About Me

My wonderful husband died when I was 44 years old. Being widowed this young happens to less than 3% of married people. Writing through this loss one word at time helps me understand what I've lost and helps me continue to grow. It is how I have gradually recovered from such a severe loss. Research shows that you can benefit from taking just 15 minutes a day to write out your deepest feelings as a way of healing. On the right side of this blog, you'll see a tag for Exercises to Try. If you need some help knowing how to use writing to help heal yourself, I suggest you start there.

Saturday, October 06, 2012

The Widow Takes Two Questions

Losing my husband so young, at least younger than most, I imagine that there are questions people, might like to ask of me. After all, many of us will lose a spouse one day to death, or we will leave a spouse behind. I just happened to do it about 30 years ahead of the curve. Precociously widowed. Harbinger of baby boomer grief to come. The most obvious question is this: "How did you survive it?" Don't we all wonder how we would survive a personal catastrophe? And, oh, what is the answer to that one?

It can take a long, long time to get better. It can take a long time to realize the magnitude of the loss: years. And it can take years to allow your new life to meet you and for you to willingly take it in.  When you find your new life, your loss comes included with it, as though it is the omniscient narrator that lives in your present, your past and your future. Don't be afraid of leaving the dead behind; they come with you. They change with you as you change. They will color your days like a pencil rubbing on a gravestone.
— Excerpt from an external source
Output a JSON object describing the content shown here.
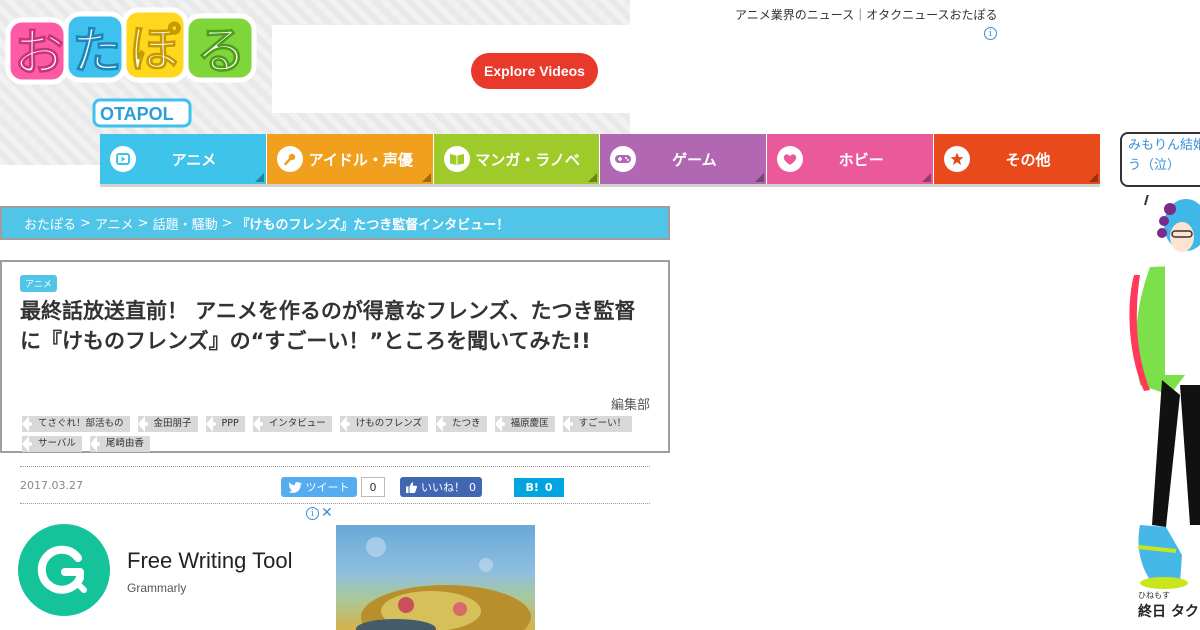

Letting yourself become wiser through loss is a great gig, if you can manage it. There is so much to be gained from having a giant piece of yourself removed, but you have to be willing to accept what arrives to fill the void.  You could choose the route of bitterness and pity, but I wouldn't recommend it. Me? I am more appreciative of everything and now know the difference between a minor problem and a majorly unhappy happening. To me this is the greatest gift of loss: to understand that all is finite and to love what you love and fully appreciate it because nothing lasts. It's a gift just to be here. Most troubles are minor. Hold on to what you love, but not too tightly.

Meeting and talking with others who have had the same type of loss is very helpful. Those who try to understand, the ones who haven't gone through it, they are wonderful, and I am so lucky to have had so many people like that in my life...but those who really know the depth of losing what you love most: their understanding is palpable and can make you feel part of a community of the like-minded, of the like-lost. They judge the least. They can be the hardest to find. They require the fewest explanations.
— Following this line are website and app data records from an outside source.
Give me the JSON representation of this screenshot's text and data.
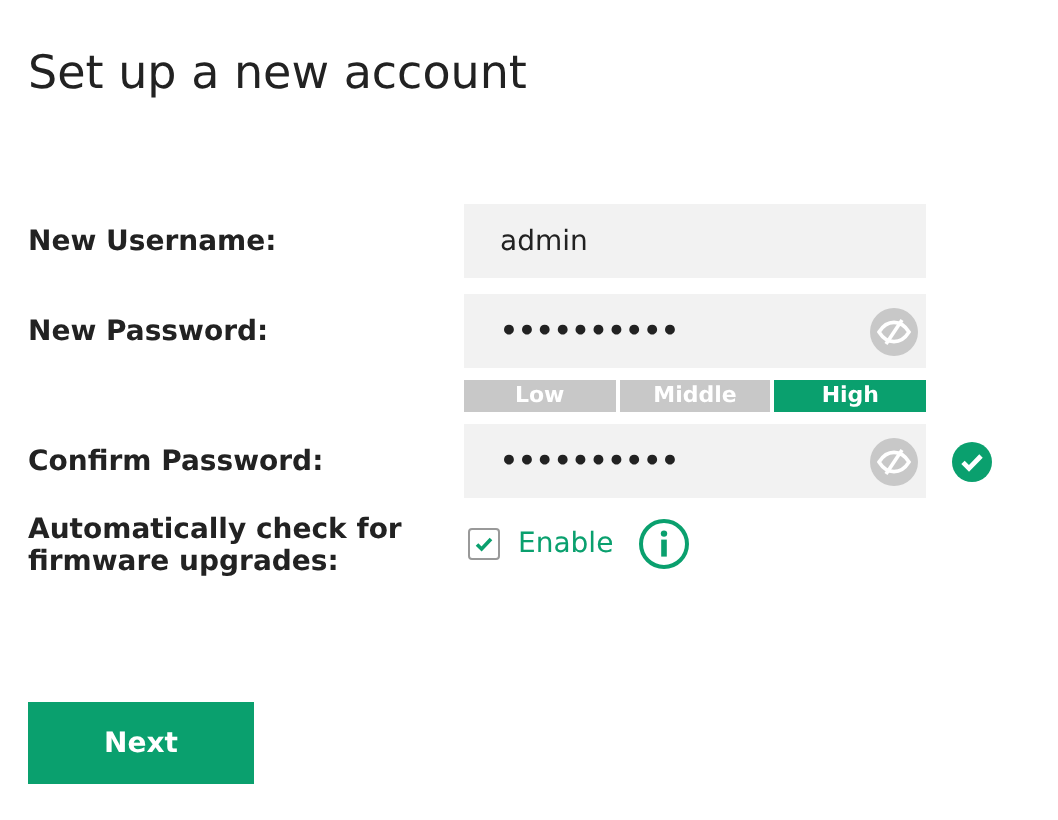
{
  "title": "Set up a new account",
  "fields": [
    {
      "label": "New Username:",
      "value": "admin",
      "kind": "text"
    },
    {
      "label": "New Password:",
      "value": "••••••••••",
      "kind": "password"
    },
    {
      "label": "Confirm Password:",
      "value": "••••••••••",
      "kind": "password",
      "valid": true
    }
  ],
  "strength": [
    {
      "label": "Low",
      "selected": false
    },
    {
      "label": "Middle",
      "selected": false
    },
    {
      "label": "High",
      "selected": true
    }
  ],
  "firmware": {
    "label": "Automatically check for firmware upgrades:",
    "option": "Enable",
    "checked": true
  },
  "button": "Next"
}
What about loving again? Well, if you were really lucky the first time around, it may be unimaginable or even unwanted to love again. "I could never be as happy as I was with my husband. It will never be the same." I felt this way, and I've talked to many, many widows who express these same feelings. Yeah, well, that's exactly right. You can never be happy in the same way again. It will never be the same. But you can count on the fact that new love will be different. I thought that marrying Ken was forever and I looked up to him and felt safe. That sense of safety and permanence may be an element of love that I cannot feel again. For me, it feels unwise and almost ignorant to once again believe that another human being can protect me from the worst of all pain. A man is just a man. The idol I made of Ken turned out to be mortal. I loved him so much; he made me feel that everything would be OK; he calmed my worries. He was my sea of contentment.

Now with my love I don't idolize as much or count on days of relentless tranquil and complete safety; but I am more grateful than I ever was to be loved, this time understanding that love isn't a guarantee, it's a gift to accept with as much grace as I can muster. The safest sea just might be the calm and peace that I can find within myself. But love is love. And I am lucky again to know it.

1 comment:

house cleaner in salt lake said...
This comment has been removed by a blog administrator.